Exercise. Once you find a line containing the word "icon" in the entries below, copy it.

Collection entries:
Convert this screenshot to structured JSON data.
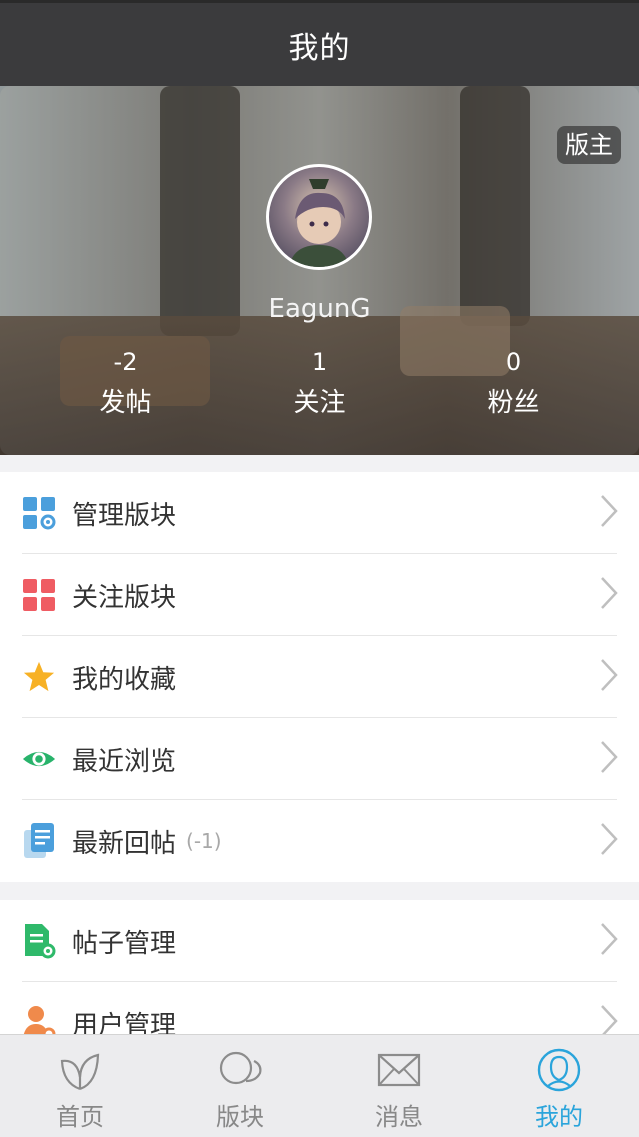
{
  "header": {
    "title": "我的"
  },
  "profile": {
    "role_badge": "版主",
    "username": "EagunG",
    "stats": [
      {
        "value": "-2",
        "label": "发帖"
      },
      {
        "value": "1",
        "label": "关注"
      },
      {
        "value": "0",
        "label": "粉丝"
      }
    ]
  },
  "menu_group1": [
    {
      "label": "管理版块",
      "icon": "manage-forums-icon"
    },
    {
      "label": "关注版块",
      "icon": "followed-forums-icon"
    },
    {
      "label": "我的收藏",
      "icon": "star-icon"
    },
    {
      "label": "最近浏览",
      "icon": "eye-icon"
    },
    {
      "label": "最新回帖",
      "count": "(-1)",
      "icon": "document-icon"
    }
  ],
  "menu_group2": [
    {
      "label": "帖子管理",
      "icon": "post-settings-icon"
    },
    {
      "label": "用户管理",
      "icon": "user-settings-icon"
    }
  ],
  "tabbar": [
    {
      "label": "首页",
      "icon": "leaf-icon"
    },
    {
      "label": "版块",
      "icon": "chat-bubbles-icon"
    },
    {
      "label": "消息",
      "icon": "envelope-icon"
    },
    {
      "label": "我的",
      "icon": "profile-icon",
      "active": true
    }
  ],
  "colors": {
    "accent": "#2aa4db",
    "topbar": "#3b3b3d"
  }
}
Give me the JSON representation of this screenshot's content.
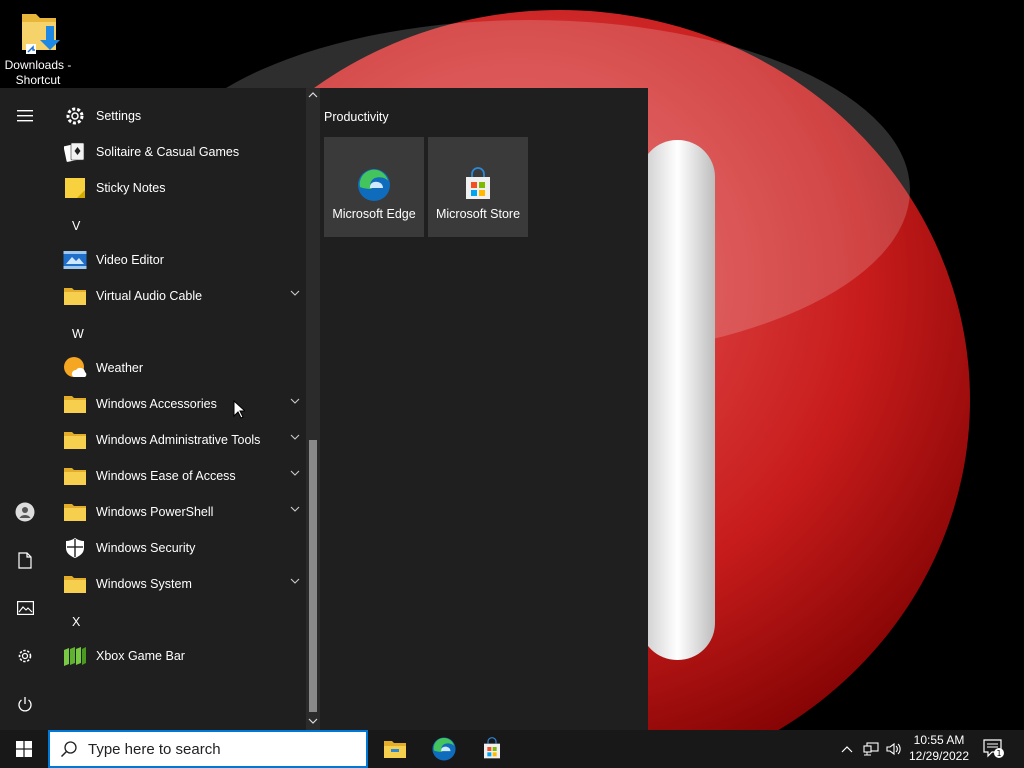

Answer area.
      "icon": "manage-forums-icon"
      "icon": "followed-forums-icon"
      "icon": "star-icon"
      "icon": "eye-icon"
      "icon": "document-icon"
      "icon": "post-settings-icon"
      "icon": "user-settings-icon"
      "icon": "leaf-icon"
      "icon": "chat-bubbles-icon"
      "icon": "envelope-icon"
      "icon": "profile-icon",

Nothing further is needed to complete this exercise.